Featured Story

Zeldin campaign mailers gave wrong deadline for absentee ballots

10/22/2018 2:27 PM |

UPDATED (Tuesday, Oct. 23 at 4 p.m.):Democratic Congressional candidate Perry Gershon is calling for an investigation into Rep. Lee Zeldin’s (R-Shirley) re-election campaign after voters were sent incorrect information about absentee ballot deadlines.

The postcard sent by the Zeldin campaign quotes Mr. Zeldin as saying, “The right to vote is one of the most fundamental rights guaranteed to us. It protects our democracy by making officials accountable to the people. I urge you to exercise that right, by completing your requested absentee ballot and postmarking it by November 6th.”

According to the New York State Board of Elections, the actual deadline for postmarking absentee ballots is Nov. 5.

“You send an absentee ballot reminder, great. That’s a good thing to do. That’s a public service. But if you put a date on it that’s one day after the deadline, then it becomes a fraud,” Mr. Gershon said at a press conference in Stony Brook Tuesday.

In a letter to U.S. Attorney Richard Donohue, Mr. Gershon calls for an immediate investigation into what he characterized as voter suppression.

He said that voters who received the inaccurate post cards were “disproportionately located in communities of color, and disproportionately college-age students.”

Noah Plofker of Brookhaven, 20, received the mailer last week on campus at the Fashion Institute of Technology in Manhattan. He noticed the error immediately.

“I was already well aware of the date I need to send it in by because I’m a pretty politically active person,” he said Monday. “But I don’t think the average college student would realize it was the wrong date.”
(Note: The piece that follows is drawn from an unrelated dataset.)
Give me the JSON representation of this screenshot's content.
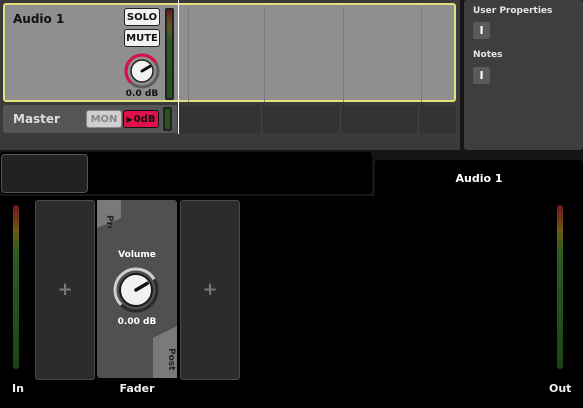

Kaitlyn Hart, a student at SUNY/Binghamton, received the mailer despite being registered to vote in NY-02. She pointed out that the date was printed incorrectly on the outside of the mailer, but had the correct date of Nov. 5 inside. “People should be able to rely on their elected officials to tell them the truth, especially about elections,” she said.

Chris Boyle, communications director for Zeldin for Congress, blamed the mistake on a printing error. “Our campaign caught that error before going to print and updated the proof, but the printer unfortunately ended up using the wrong version by accident,” he said by email Monday.

Mr. Boyle declined to comment on how many incorrect mailers were sent out, but pointed out that online materials — emails, Facebook advertisements and their websites — all reference the correct Nov. 5 deadline.

The postcards were printed at PDQ Print and Mail in Bohemia. “Unfortunately in a printing error, the absentee ballot mail piece sent out for Lee Zeldin earlier this week had a mistake in the date absentee ballots need to be postmarked by,” owner Scott Nordin said in a statement. “The Zeldin campaign had sent and approved the piece with November 5th (the correct date) but in a printing error, the wrong file was printed.”

Mr. Boyle said the mistake was “immediately” corrected. Mr. Nordin confirmed that a new run of the mailer with the correct date has been sent out.

This is the second election in which Mr. Zeldin’s campaign has made the mistake.

In 2016, Newsday reported that a campaign mailer gave voters the wrong deadline to postmark absentee ballots by. A campaign spokesperson at the time said the campaign mailer was a mistake.

Mr. Gerhson isn’t buying it.

“The fact that this has happened two elections in a row is not a coincidence,” he said. “That defies logic and credulity. Even if the Zeldin campaign had made a bona fide mistake in 2016, the likelihood that, amid presumably heightened awareness, the same campaign would make the same “mistake” in 2018—is near zero.”

The New York State Board of Elections has set the following deadlines for absentee voting:

Tuesday, Oct. 30, is the last day to request an absentee ballot by mail. Monday, Nov. 5, is the last day to apply in person for an absentee ballot or postmark a completed ballot. Tuesday, Nov. 6, is the last day to deliver ballots in-person to the local Board of Elections.

[email protected]

Comments

comments